Wednesday, 4 August 2010
I have four hours to kill on the train to Bristol.
In my bag I have a copy of Will Eisner's Comics and Sequential Art and the second issue of Robert Sergel's ongoing series Eschew. I re-read Sergel’s comic for the third time in two days and begin to compose my thoughts in scribbled bursts on an A4 notepad. The British countryside hurtles by largely unnoticed, muted and distant, framed by a thick pane of glass that sits between me and the outside world. Doncaster, Sheffield and Derby stations come and go, but I'm far too engrossed in Eisner's instructional book to track our steady progress South.
I've always been fascinated by the mechanics of comics, particularly their ability to convey information in ways that other mediums cannot. Their fusion of text and image gives rise to a whole host of creative possibilities that simply don't exist anywhere else. To my mind, much of what makes comics so unique boils down to their use of time, or to be more precise, their division of time on the page.
Charting the passage of time is something that Eisner explains with great eloquence, using simple yet effective examples to illustrate how an artist's approach can profoundly affect the way a story is perceived. In comics, Eisner explains, six panels could be used to depict a two minute action scene, but equally, those very same panels could be used to chronicle the passing of an entire era.
By changing key visual cues, an author can quite literally expand or contract time at will. Something as simple as charting the progress of two figures walking down the seafront, as in Alan Moore and Eddie Campbell’s From Hell, does a splendid job of illustrating the passage of time over the course of six panels. As a reader of comics, it’s easy to take these techniques for granted, but for a creator of comics, Eisner’s lessons represent the most fundamental of tools available to an artist.
Setting Eisner’s book aside for a moment, I attempt to enunciate what it is that grabs me about Sergel’s work. The words "bold and distinctive" appear on my notepad, but they don't really begin to sum up his elegant line art or refined use of pacing. I spend a good ten minutes flicking through the comic again, mentally dissecting its contents, turning over Eisner’s myriad examples in my mind.
I keep coming back to Sergel’s panel arrangements, those carefully crafted static images that meter out his stories with the precision of a metronome. The beauty of Sergel's work lies in its careful use of layout and timing; in its formalisation of the everyday, transforming the mundane into a series of taught parallel lines and carefully crafted geometric forms.
'Disgusting Human Being', for example, is a 'tell it like it is' one pager that sees Sergel picking the scum from between his toes, going about his daily business, then later realising that his hands are utterly filthy. Likewise, 'My famous grey sweatshirt' chronicles the author's long standing love affair with a particular sweatshirt, drawing on the common experience of that one precious item of clothing that you get a little too attached to. Most amusing of all is Sergel’s subsequent search for a replacement, whereby his cartoon self is subjected to the horrors of his local American Apparel. It's funny, keenly observed stuff, but as good as these shorter pieces are, it’s the closing chapter of Eschew which makes a lasting impression.

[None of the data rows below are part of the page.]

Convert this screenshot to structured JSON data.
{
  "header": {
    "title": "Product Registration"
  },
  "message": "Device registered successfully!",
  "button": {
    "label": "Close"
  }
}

'Up Up Down Down' deals with a vivid, introspective flashback to what I presume to be Sergel's youth. The comic cycles through a series of visual triggers, focusing on recurring circular motifs, as if methodically unearthing memories panel by panel. This seemingly abstract exercise in pattern recognition comes full circle when Sergel discovers his old Nintendo sitting in a cardboard box. Our attention is drawn to the A/B buttons of the joypad, which in turn become the doorbell to Sergel's old family home. Acting as a metaphorical anchor to the past, the discarded games console gives us a fleeting glimpse of a tragic accident that results in the death of a friend.
In an effort to reconcile the memories triggered by the discovery of the Nintendo, Sergel hooks it up for a game. When he turns the machine on, the intro screen to Super Mario flickers to life but quickly degenerates into a mess of distorted pixels and glitches. The television becomes a torrid reminder of the lingering guilt caught up with the console. Plaintively Sergel packs away the Nintendo and throws it out, ending the comic with a pensive full page splash.
Eschew concludes with an air of sadness and regret, and I'm once again drawn to Sergel’s careful delineation of time; his ability to alter the pace of events with little more than the careful division of a page.
When 'Up Up Down Down' concludes, it's as if time has slowed to a crawl. As the world of fiction slowly recedes, the reader is left to consider all that's just transpired.
Sergel, like Eisner before him, understands the importance of pacing. Moreover, he fully grasps the impact that a shift in tempo can have upon a story. ‘Up Up Down Down’ hits as hard as it does because it unfolds slowly using a series of elongated panels. In contrast to everything else in Eschew, it feels distinctly open and contemplative, much of which is down to Sergel’s carefully devised page layouts.
It’s always a pleasure to see comics executed with this level of care and attention, and with Eschew Sergel has provided us with yet another fine example of their ability to communicate deep and meaningful experiences.
Sparkplug Comics (Buy Eschew and more great comics here)
Idiot Comics (Robert Sergel's webcomics presence)